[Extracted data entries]

────

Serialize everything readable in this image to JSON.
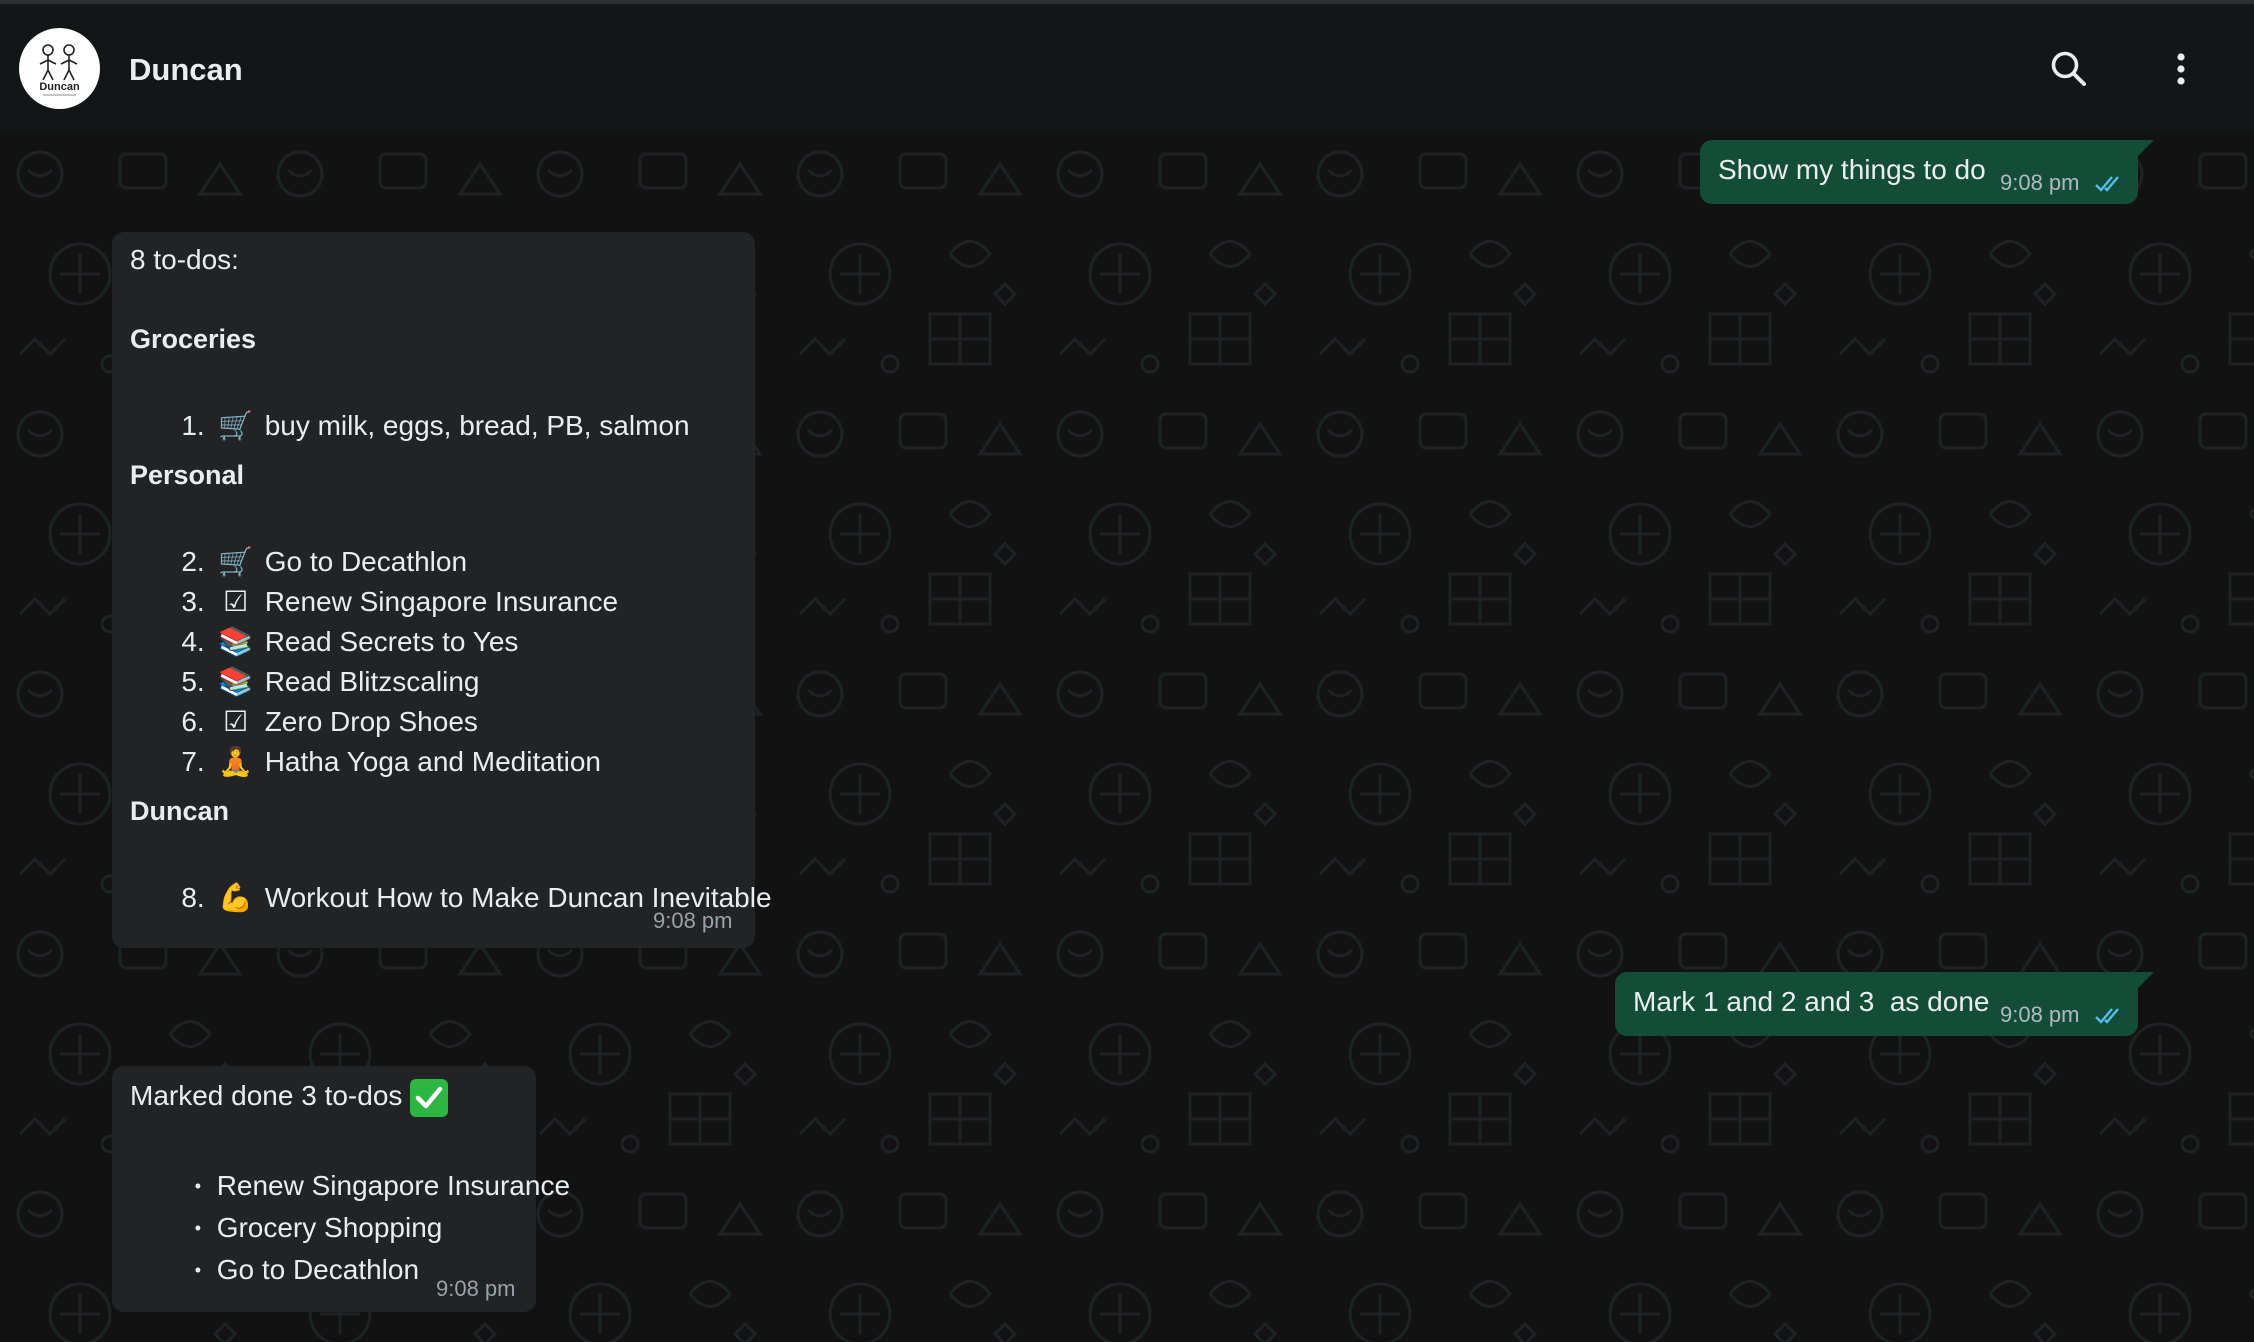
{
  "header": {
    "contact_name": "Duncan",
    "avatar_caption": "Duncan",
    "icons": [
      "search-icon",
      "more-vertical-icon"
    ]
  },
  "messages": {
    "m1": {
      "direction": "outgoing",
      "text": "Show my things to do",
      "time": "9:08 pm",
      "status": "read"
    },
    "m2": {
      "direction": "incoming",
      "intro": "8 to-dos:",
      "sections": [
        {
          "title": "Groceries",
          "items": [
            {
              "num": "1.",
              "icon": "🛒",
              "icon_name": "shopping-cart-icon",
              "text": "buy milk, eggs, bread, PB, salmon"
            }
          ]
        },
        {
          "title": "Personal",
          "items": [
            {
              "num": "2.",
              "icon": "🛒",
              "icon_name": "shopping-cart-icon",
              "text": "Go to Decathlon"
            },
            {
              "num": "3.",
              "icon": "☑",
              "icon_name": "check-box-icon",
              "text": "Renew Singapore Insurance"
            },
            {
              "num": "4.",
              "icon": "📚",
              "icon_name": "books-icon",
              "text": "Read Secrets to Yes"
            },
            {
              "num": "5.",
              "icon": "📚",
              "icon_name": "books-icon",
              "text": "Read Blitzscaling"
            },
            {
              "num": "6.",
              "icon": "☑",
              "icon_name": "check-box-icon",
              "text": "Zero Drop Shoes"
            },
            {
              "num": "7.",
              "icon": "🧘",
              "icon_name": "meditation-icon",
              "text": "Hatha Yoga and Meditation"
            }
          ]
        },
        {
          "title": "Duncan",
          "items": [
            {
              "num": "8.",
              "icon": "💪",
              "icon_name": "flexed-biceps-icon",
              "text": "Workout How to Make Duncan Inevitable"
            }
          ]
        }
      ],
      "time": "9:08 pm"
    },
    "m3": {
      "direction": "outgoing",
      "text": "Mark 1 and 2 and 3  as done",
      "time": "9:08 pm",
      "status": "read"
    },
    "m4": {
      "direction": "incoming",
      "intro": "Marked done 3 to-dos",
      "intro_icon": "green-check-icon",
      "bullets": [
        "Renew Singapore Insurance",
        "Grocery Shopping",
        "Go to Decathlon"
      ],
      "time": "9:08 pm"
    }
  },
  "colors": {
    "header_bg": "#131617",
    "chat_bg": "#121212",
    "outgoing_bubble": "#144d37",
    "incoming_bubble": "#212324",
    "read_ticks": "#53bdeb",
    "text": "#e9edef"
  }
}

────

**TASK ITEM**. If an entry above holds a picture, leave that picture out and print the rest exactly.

**RESPONSE AREA**.
Serialize everything readable in this image to JSON.
{
  "header": {
    "contact_name": "Duncan",
    "avatar_caption": "Duncan",
    "icons": [
      "search-icon",
      "more-vertical-icon"
    ]
  },
  "messages": {
    "m1": {
      "direction": "outgoing",
      "text": "Show my things to do",
      "time": "9:08 pm",
      "status": "read"
    },
    "m2": {
      "direction": "incoming",
      "intro": "8 to-dos:",
      "sections": [
        {
          "title": "Groceries",
          "items": [
            {
              "num": "1.",
              "icon": "🛒",
              "icon_name": "shopping-cart-icon",
              "text": "buy milk, eggs, bread, PB, salmon"
            }
          ]
        },
        {
          "title": "Personal",
          "items": [
            {
              "num": "2.",
              "icon": "🛒",
              "icon_name": "shopping-cart-icon",
              "text": "Go to Decathlon"
            },
            {
              "num": "3.",
              "icon": "☑",
              "icon_name": "check-box-icon",
              "text": "Renew Singapore Insurance"
            },
            {
              "num": "4.",
              "icon": "📚",
              "icon_name": "books-icon",
              "text": "Read Secrets to Yes"
            },
            {
              "num": "5.",
              "icon": "📚",
              "icon_name": "books-icon",
              "text": "Read Blitzscaling"
            },
            {
              "num": "6.",
              "icon": "☑",
              "icon_name": "check-box-icon",
              "text": "Zero Drop Shoes"
            },
            {
              "num": "7.",
              "icon": "🧘",
              "icon_name": "meditation-icon",
              "text": "Hatha Yoga and Meditation"
            }
          ]
        },
        {
          "title": "Duncan",
          "items": [
            {
              "num": "8.",
              "icon": "💪",
              "icon_name": "flexed-biceps-icon",
              "text": "Workout How to Make Duncan Inevitable"
            }
          ]
        }
      ],
      "time": "9:08 pm"
    },
    "m3": {
      "direction": "outgoing",
      "text": "Mark 1 and 2 and 3  as done",
      "time": "9:08 pm",
      "status": "read"
    },
    "m4": {
      "direction": "incoming",
      "intro": "Marked done 3 to-dos",
      "intro_icon": "green-check-icon",
      "bullets": [
        "Renew Singapore Insurance",
        "Grocery Shopping",
        "Go to Decathlon"
      ],
      "time": "9:08 pm"
    }
  },
  "colors": {
    "header_bg": "#131617",
    "chat_bg": "#121212",
    "outgoing_bubble": "#144d37",
    "incoming_bubble": "#212324",
    "read_ticks": "#53bdeb",
    "text": "#e9edef"
  }
}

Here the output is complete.